■ WORK TASK:
Scan the material for the word "content", and copy each line where it shows up.

□ □ □ □

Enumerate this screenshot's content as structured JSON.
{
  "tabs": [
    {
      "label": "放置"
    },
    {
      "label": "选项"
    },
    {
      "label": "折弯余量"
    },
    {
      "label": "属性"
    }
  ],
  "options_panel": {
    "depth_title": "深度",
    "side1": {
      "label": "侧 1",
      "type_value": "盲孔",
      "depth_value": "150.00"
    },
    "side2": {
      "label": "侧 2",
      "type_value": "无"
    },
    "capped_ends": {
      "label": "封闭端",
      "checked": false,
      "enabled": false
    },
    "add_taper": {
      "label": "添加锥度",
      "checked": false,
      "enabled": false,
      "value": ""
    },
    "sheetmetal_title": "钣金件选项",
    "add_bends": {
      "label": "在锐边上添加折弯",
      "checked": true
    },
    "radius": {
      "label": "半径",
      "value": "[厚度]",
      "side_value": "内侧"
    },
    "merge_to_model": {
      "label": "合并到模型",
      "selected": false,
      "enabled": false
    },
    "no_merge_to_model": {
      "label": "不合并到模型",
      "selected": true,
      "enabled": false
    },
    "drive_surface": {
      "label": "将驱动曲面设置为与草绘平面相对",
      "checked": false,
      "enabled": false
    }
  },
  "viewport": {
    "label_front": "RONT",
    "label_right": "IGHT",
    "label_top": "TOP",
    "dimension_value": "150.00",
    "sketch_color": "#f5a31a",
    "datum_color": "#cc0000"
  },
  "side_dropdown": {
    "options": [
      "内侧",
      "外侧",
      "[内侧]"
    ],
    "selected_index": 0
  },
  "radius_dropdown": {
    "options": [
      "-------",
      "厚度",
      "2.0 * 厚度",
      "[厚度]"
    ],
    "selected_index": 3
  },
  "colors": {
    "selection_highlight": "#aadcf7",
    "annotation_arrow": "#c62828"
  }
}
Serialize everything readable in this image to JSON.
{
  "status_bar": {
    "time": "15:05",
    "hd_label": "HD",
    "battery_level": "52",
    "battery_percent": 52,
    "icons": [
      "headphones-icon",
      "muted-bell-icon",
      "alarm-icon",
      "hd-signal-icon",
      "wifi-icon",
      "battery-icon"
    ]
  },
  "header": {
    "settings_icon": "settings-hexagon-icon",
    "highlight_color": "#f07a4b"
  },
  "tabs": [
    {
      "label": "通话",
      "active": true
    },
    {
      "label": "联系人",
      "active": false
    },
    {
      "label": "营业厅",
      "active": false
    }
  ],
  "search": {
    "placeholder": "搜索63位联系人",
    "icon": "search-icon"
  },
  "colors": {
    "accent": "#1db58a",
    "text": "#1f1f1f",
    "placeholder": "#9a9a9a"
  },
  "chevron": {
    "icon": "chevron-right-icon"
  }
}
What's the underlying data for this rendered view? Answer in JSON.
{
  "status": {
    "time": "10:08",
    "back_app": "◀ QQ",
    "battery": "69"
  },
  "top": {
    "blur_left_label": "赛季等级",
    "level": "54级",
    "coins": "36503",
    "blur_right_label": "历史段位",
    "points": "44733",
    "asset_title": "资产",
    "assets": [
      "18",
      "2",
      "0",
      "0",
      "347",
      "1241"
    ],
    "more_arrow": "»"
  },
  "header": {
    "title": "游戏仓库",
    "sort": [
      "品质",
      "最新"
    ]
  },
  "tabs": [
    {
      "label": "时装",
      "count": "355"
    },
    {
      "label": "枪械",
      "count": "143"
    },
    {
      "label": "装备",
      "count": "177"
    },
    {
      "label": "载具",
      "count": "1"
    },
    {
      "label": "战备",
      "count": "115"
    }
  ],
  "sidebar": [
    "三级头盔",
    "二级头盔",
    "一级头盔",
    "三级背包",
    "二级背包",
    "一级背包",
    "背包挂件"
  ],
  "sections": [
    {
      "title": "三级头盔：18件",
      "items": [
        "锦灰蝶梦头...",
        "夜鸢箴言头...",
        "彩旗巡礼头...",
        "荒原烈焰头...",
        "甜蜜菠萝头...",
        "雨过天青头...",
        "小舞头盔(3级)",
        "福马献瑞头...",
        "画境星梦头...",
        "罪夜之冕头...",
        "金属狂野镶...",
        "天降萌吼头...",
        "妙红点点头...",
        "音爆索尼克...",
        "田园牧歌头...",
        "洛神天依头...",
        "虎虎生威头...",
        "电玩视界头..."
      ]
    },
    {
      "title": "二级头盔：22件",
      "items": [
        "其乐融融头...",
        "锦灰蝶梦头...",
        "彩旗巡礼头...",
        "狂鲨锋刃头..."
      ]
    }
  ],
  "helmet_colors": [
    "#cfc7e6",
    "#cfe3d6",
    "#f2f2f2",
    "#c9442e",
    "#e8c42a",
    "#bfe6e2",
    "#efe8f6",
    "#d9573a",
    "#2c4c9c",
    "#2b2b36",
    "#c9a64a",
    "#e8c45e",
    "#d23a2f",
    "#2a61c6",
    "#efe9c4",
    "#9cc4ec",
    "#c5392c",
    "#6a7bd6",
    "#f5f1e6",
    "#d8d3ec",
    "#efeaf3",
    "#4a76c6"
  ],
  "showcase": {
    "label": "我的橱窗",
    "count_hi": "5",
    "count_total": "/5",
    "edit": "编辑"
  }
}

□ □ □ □

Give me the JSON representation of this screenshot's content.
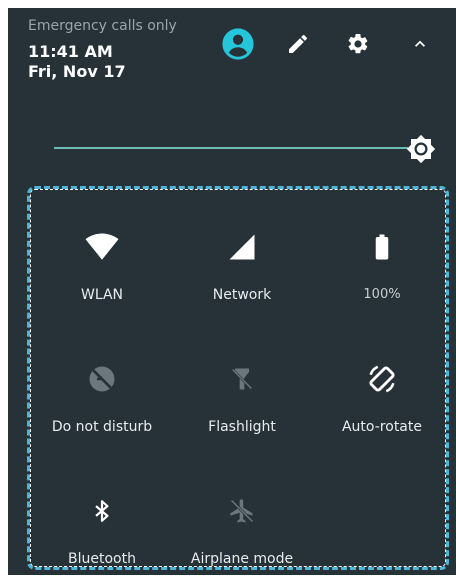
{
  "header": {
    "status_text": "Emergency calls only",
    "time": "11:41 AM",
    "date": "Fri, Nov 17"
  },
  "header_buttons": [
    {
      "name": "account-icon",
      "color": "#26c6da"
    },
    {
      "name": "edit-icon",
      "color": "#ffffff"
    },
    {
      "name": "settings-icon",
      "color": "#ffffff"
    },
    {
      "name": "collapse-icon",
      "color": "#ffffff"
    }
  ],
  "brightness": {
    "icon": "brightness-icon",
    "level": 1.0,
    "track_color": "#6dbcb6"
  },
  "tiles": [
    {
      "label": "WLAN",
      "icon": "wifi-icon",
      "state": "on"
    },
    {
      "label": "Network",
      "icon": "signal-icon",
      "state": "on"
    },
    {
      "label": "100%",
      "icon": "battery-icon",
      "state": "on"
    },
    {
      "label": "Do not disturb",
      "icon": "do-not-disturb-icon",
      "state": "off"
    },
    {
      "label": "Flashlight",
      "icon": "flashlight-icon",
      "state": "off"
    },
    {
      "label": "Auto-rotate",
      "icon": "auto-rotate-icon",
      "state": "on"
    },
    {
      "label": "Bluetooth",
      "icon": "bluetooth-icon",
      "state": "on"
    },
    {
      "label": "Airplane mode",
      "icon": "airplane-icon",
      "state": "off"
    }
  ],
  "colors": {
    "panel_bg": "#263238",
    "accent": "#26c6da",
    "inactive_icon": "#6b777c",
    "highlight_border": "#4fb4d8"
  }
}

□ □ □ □

■ RESPONSE BELOW:
Enumerate this screenshot's content as structured JSON.
Give me the JSON representation of this screenshot's content.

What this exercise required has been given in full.